We’re lucky to be here when an unusual early fall heat wave is covering most of Europe, bringing us warmth, sunshine, and perfect hiking weather. Life is sweet here in Northwest Italy!

When You Go

The Sesia Valley is less visited and more low-key than the well-known Val d’Aosta, which to me made it an ideal destination. If you go, be sure and stop by da Mario’s pub in old Riva Valdobbia for some beer and miaccia—a local flat bread folded over fresh regional cheeses and prosciutto, much like a quesadilla familiar to North Americans.

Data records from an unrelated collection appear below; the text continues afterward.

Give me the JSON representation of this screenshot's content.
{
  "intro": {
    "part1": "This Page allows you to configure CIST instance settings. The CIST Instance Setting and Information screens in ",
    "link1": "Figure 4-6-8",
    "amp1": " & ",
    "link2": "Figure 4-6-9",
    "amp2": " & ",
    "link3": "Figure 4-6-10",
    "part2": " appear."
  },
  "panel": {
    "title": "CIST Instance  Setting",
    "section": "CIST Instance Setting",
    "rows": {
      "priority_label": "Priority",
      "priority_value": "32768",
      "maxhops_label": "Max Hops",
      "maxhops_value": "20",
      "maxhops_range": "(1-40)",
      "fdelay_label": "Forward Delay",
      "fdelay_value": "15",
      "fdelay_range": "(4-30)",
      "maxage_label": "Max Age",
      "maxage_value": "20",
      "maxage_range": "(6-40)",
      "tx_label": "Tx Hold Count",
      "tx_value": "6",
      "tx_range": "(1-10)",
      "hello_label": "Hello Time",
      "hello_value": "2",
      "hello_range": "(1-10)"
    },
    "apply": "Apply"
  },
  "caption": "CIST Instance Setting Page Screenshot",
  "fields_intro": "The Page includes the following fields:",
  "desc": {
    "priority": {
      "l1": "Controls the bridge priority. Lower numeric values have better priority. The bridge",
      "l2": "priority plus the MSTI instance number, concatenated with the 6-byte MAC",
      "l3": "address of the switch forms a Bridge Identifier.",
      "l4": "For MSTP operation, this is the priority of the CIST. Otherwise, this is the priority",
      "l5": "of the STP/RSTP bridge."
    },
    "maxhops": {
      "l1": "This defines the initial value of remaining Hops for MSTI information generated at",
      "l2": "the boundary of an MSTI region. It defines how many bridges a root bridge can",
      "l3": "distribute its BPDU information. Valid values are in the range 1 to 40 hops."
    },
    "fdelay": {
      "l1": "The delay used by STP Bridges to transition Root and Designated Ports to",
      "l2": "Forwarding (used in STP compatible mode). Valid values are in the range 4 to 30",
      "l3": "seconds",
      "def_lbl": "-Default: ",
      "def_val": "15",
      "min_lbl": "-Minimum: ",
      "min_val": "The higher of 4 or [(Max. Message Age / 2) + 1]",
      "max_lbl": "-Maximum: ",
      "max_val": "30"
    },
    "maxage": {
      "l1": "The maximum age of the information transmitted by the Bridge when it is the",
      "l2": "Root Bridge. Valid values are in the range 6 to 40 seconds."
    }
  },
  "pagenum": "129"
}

Also stop by Pedemonte, a large historic Walser village with a museum, near Alagna, a ski town.

We hiked the trail number 1 to Lago Larrechio, starting at the Oratory of San Antonio in the Val Nera (Black Valley) portion of Val Vogna, a gain of about 1,300 feet in a few miles. The first day we hiked trail number 7 up to Rifugio Barba Ferrero, covering about 5.5 miles and gaining 2,200 feet in elevation.

You need hiking boots or sturdy trail runner shoes because the trail can be muddy and quite rocky in places (plus you’ll likely be dodging cow manure on the lower portion of the trail). During the summer and on weekends into October you can purchase lunch at the rifugio. Be sure and bring plenty of water, although we drank directly from some of the streams higher up that Mario knew were safe.

Sunday, October 2, 2011

A Little More About Me: Overcoming Adversity

I'm on the road and haven't been able to add a new post in the last week, so until I get better Internet access, here's a link to a guest post I wrote recently for professional ski patroller Kim Kircher's great blog.

With all the hiking and skiing that draws me outside in the Pacific Northwest, I've had to struggle at times to be able to get out and enjoy it. I hope you enjoy the post and visit Kim's blog often, too!

More soon from the road!

Ciao!